**ABOUT THIS TASK:**
Every line of the data should be retyped with no difference from the original.

**Dataset rows describing interfaces:**
+--

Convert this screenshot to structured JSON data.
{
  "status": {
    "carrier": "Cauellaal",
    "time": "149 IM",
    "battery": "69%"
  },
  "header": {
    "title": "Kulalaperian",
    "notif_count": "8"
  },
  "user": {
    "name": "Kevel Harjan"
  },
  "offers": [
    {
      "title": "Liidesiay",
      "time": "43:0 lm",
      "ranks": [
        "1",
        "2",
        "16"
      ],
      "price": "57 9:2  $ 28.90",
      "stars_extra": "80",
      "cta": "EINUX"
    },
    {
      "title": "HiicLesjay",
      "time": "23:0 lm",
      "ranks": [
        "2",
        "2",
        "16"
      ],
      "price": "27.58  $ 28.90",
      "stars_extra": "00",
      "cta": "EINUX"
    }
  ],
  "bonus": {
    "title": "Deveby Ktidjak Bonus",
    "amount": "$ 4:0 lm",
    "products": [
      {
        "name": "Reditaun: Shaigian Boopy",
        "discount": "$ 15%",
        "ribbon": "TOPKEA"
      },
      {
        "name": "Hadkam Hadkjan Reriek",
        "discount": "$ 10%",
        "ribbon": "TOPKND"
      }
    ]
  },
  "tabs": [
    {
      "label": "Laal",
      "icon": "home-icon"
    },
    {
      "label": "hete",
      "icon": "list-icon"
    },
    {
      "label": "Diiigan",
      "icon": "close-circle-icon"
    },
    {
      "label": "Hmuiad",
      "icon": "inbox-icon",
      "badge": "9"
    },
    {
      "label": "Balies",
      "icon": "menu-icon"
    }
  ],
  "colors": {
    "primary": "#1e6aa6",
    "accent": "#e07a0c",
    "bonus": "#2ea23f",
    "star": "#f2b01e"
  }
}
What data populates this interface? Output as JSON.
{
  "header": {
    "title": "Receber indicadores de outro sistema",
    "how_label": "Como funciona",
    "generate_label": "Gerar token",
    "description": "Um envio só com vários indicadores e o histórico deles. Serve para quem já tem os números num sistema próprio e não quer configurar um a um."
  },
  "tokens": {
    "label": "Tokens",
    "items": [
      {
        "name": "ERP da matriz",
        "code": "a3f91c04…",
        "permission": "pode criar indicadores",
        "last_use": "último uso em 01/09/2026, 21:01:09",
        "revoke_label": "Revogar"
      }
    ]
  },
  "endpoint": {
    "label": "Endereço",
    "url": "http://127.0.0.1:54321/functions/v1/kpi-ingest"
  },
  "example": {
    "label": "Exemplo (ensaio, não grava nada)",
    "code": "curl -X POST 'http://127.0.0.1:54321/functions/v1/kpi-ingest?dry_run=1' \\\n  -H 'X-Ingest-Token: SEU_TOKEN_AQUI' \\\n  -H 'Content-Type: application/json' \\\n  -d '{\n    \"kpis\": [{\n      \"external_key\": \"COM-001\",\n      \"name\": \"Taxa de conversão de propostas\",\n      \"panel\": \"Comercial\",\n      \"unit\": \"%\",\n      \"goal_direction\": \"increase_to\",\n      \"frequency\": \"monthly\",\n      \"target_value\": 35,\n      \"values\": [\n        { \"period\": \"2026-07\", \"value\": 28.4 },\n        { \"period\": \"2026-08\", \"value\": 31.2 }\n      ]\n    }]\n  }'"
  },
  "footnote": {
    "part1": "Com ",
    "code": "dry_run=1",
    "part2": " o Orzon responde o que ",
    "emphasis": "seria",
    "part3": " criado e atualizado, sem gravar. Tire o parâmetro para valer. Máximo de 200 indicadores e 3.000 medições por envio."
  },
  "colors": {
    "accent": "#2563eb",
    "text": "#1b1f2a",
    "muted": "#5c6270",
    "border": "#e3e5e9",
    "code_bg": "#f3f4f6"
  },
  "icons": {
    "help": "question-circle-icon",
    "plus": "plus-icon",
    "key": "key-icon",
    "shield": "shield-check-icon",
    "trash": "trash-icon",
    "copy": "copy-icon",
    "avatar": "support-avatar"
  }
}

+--

**EXERCISE RESPONSE:**
Convert this screenshot to structured JSON data.
{
  "status": {
    "carrier": "Cauellaal",
    "time": "149 IM",
    "battery": "69%"
  },
  "header": {
    "title": "Kulalaperian",
    "notif_count": "8"
  },
  "user": {
    "name": "Kevel Harjan"
  },
  "offers": [
    {
      "title": "Liidesiay",
      "time": "43:0 lm",
      "ranks": [
        "1",
        "2",
        "16"
      ],
      "price": "57 9:2  $ 28.90",
      "stars_extra": "80",
      "cta": "EINUX"
    },
    {
      "title": "HiicLesjay",
      "time": "23:0 lm",
      "ranks": [
        "2",
        "2",
        "16"
      ],
      "price": "27.58  $ 28.90",
      "stars_extra": "00",
      "cta": "EINUX"
    }
  ],
  "bonus": {
    "title": "Deveby Ktidjak Bonus",
    "amount": "$ 4:0 lm",
    "products": [
      {
        "name": "Reditaun: Shaigian Boopy",
        "discount": "$ 15%",
        "ribbon": "TOPKEA"
      },
      {
        "name": "Hadkam Hadkjan Reriek",
        "discount": "$ 10%",
        "ribbon": "TOPKND"
      }
    ]
  },
  "tabs": [
    {
      "label": "Laal",
      "icon": "home-icon"
    },
    {
      "label": "hete",
      "icon": "list-icon"
    },
    {
      "label": "Diiigan",
      "icon": "close-circle-icon"
    },
    {
      "label": "Hmuiad",
      "icon": "inbox-icon",
      "badge": "9"
    },
    {
      "label": "Balies",
      "icon": "menu-icon"
    }
  ],
  "colors": {
    "primary": "#1e6aa6",
    "accent": "#e07a0c",
    "bonus": "#2ea23f",
    "star": "#f2b01e"
  }
}
What data populates this interface? Output as JSON.
{
  "header": {
    "title": "Receber indicadores de outro sistema",
    "how_label": "Como funciona",
    "generate_label": "Gerar token",
    "description": "Um envio só com vários indicadores e o histórico deles. Serve para quem já tem os números num sistema próprio e não quer configurar um a um."
  },
  "tokens": {
    "label": "Tokens",
    "items": [
      {
        "name": "ERP da matriz",
        "code": "a3f91c04…",
        "permission": "pode criar indicadores",
        "last_use": "último uso em 01/09/2026, 21:01:09",
        "revoke_label": "Revogar"
      }
    ]
  },
  "endpoint": {
    "label": "Endereço",
    "url": "http://127.0.0.1:54321/functions/v1/kpi-ingest"
  },
  "example": {
    "label": "Exemplo (ensaio, não grava nada)",
    "code": "curl -X POST 'http://127.0.0.1:54321/functions/v1/kpi-ingest?dry_run=1' \\\n  -H 'X-Ingest-Token: SEU_TOKEN_AQUI' \\\n  -H 'Content-Type: application/json' \\\n  -d '{\n    \"kpis\": [{\n      \"external_key\": \"COM-001\",\n      \"name\": \"Taxa de conversão de propostas\",\n      \"panel\": \"Comercial\",\n      \"unit\": \"%\",\n      \"goal_direction\": \"increase_to\",\n      \"frequency\": \"monthly\",\n      \"target_value\": 35,\n      \"values\": [\n        { \"period\": \"2026-07\", \"value\": 28.4 },\n        { \"period\": \"2026-08\", \"value\": 31.2 }\n      ]\n    }]\n  }'"
  },
  "footnote": {
    "part1": "Com ",
    "code": "dry_run=1",
    "part2": " o Orzon responde o que ",
    "emphasis": "seria",
    "part3": " criado e atualizado, sem gravar. Tire o parâmetro para valer. Máximo de 200 indicadores e 3.000 medições por envio."
  },
  "colors": {
    "accent": "#2563eb",
    "text": "#1b1f2a",
    "muted": "#5c6270",
    "border": "#e3e5e9",
    "code_bg": "#f3f4f6"
  },
  "icons": {
    "help": "question-circle-icon",
    "plus": "plus-icon",
    "key": "key-icon",
    "shield": "shield-check-icon",
    "trash": "trash-icon",
    "copy": "copy-icon",
    "avatar": "support-avatar"
  }
}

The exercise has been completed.